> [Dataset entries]

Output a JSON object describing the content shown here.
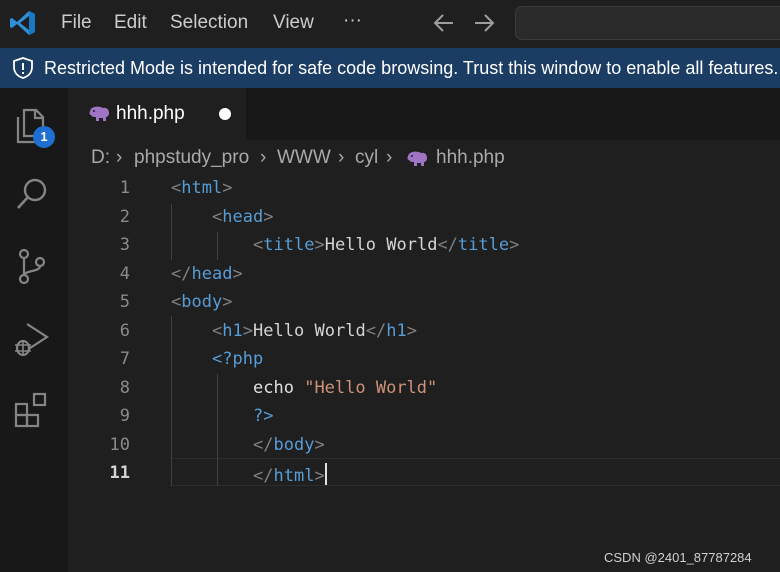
{
  "menu": {
    "file": "File",
    "edit": "Edit",
    "selection": "Selection",
    "view": "View",
    "more": "···"
  },
  "banner": {
    "text": "Restricted Mode is intended for safe code browsing. Trust this window to enable all features."
  },
  "activity_bar": {
    "explorer_badge": "1",
    "items": [
      "explorer-icon",
      "search-icon",
      "source-control-icon",
      "run-debug-icon",
      "extensions-icon"
    ]
  },
  "tab": {
    "label": "hhh.php",
    "dirty": true
  },
  "breadcrumb": [
    "D:",
    "phpstudy_pro",
    "WWW",
    "cyl",
    "hhh.php"
  ],
  "editor": {
    "active_line": 11,
    "line_numbers": [
      "1",
      "2",
      "3",
      "4",
      "5",
      "6",
      "7",
      "8",
      "9",
      "10",
      "11"
    ],
    "lines": [
      "<html>",
      "    <head>",
      "        <title>Hello World</title>",
      "</head>",
      "<body>",
      "    <h1>Hello World</h1>",
      "    <?php",
      "        echo \"Hello World\"",
      "        ?>",
      "        </body>",
      "        </html>"
    ]
  },
  "colors": {
    "banner_bg": "#1b3c63",
    "tag": "#569cd6",
    "string": "#ce9178",
    "badge": "#1f6fd1"
  },
  "watermark": "CSDN @2401_87787284"
}
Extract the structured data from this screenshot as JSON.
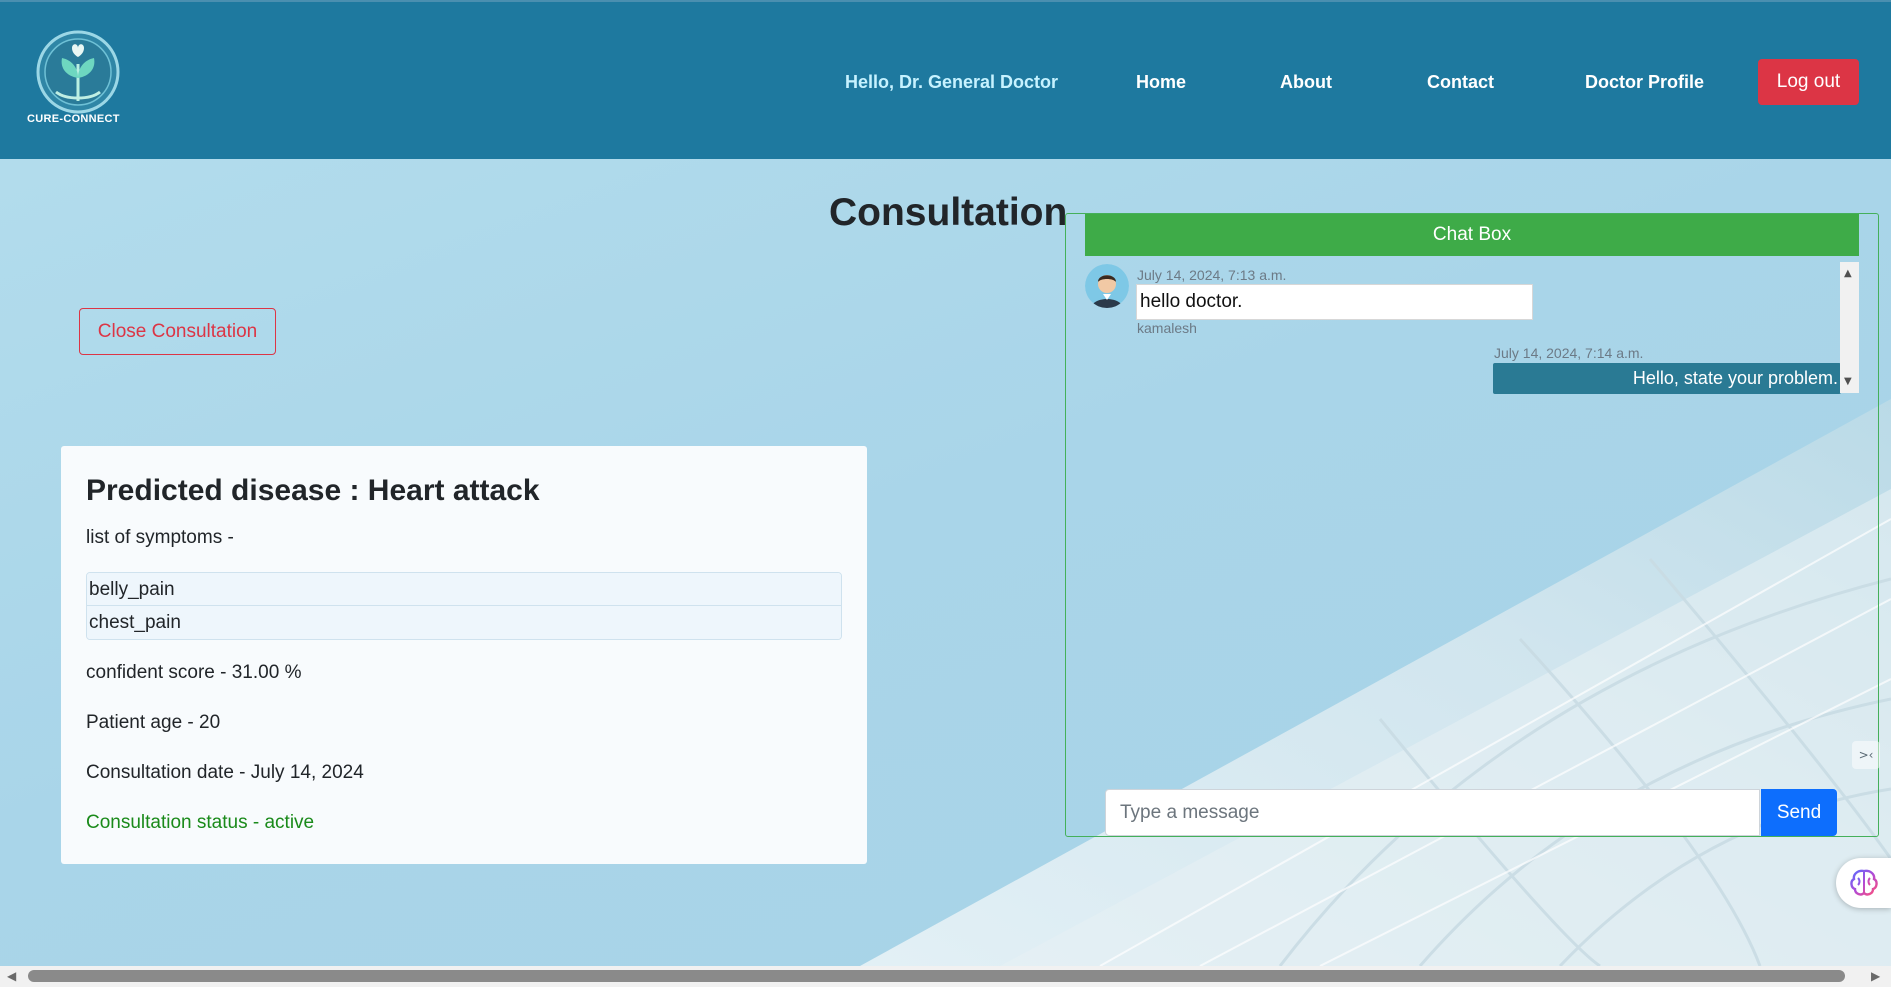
{
  "brand": {
    "name": "CURE-CONNECT"
  },
  "nav": {
    "greeting": "Hello, Dr. General Doctor",
    "items": [
      "Home",
      "About",
      "Contact",
      "Doctor Profile"
    ],
    "logout_label": "Log out"
  },
  "page": {
    "title": "Consultation",
    "close_button_label": "Close Consultation"
  },
  "prediction": {
    "title": "Predicted disease : Heart attack",
    "symptoms_label": "list of symptoms -",
    "symptoms": [
      "belly_pain",
      "chest_pain"
    ],
    "confidence": "confident score - 31.00 %",
    "patient_age": "Patient age - 20",
    "consultation_date": "Consultation date - July 14, 2024",
    "status": "Consultation status - active"
  },
  "chat": {
    "header": "Chat Box",
    "messages": [
      {
        "time": "July 14, 2024, 7:13 a.m.",
        "text": "hello doctor.",
        "author": "kamalesh",
        "direction": "incoming"
      },
      {
        "time": "July 14, 2024, 7:14 a.m.",
        "text": "Hello, state your problem.",
        "direction": "outgoing"
      }
    ],
    "input_placeholder": "Type a message",
    "send_label": "Send"
  },
  "colors": {
    "navbar": "#1e799f",
    "danger": "#dc3545",
    "chat_header": "#3eab48",
    "send": "#0d6efd",
    "outgoing_bubble": "#2a7a94",
    "status_active": "#1a8a1a"
  },
  "icons": [
    "cure-connect-logo-icon",
    "avatar-icon",
    "scroll-up-icon",
    "scroll-down-icon",
    "collapse-icon",
    "brain-icon"
  ]
}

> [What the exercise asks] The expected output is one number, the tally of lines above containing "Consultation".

> [Result] 4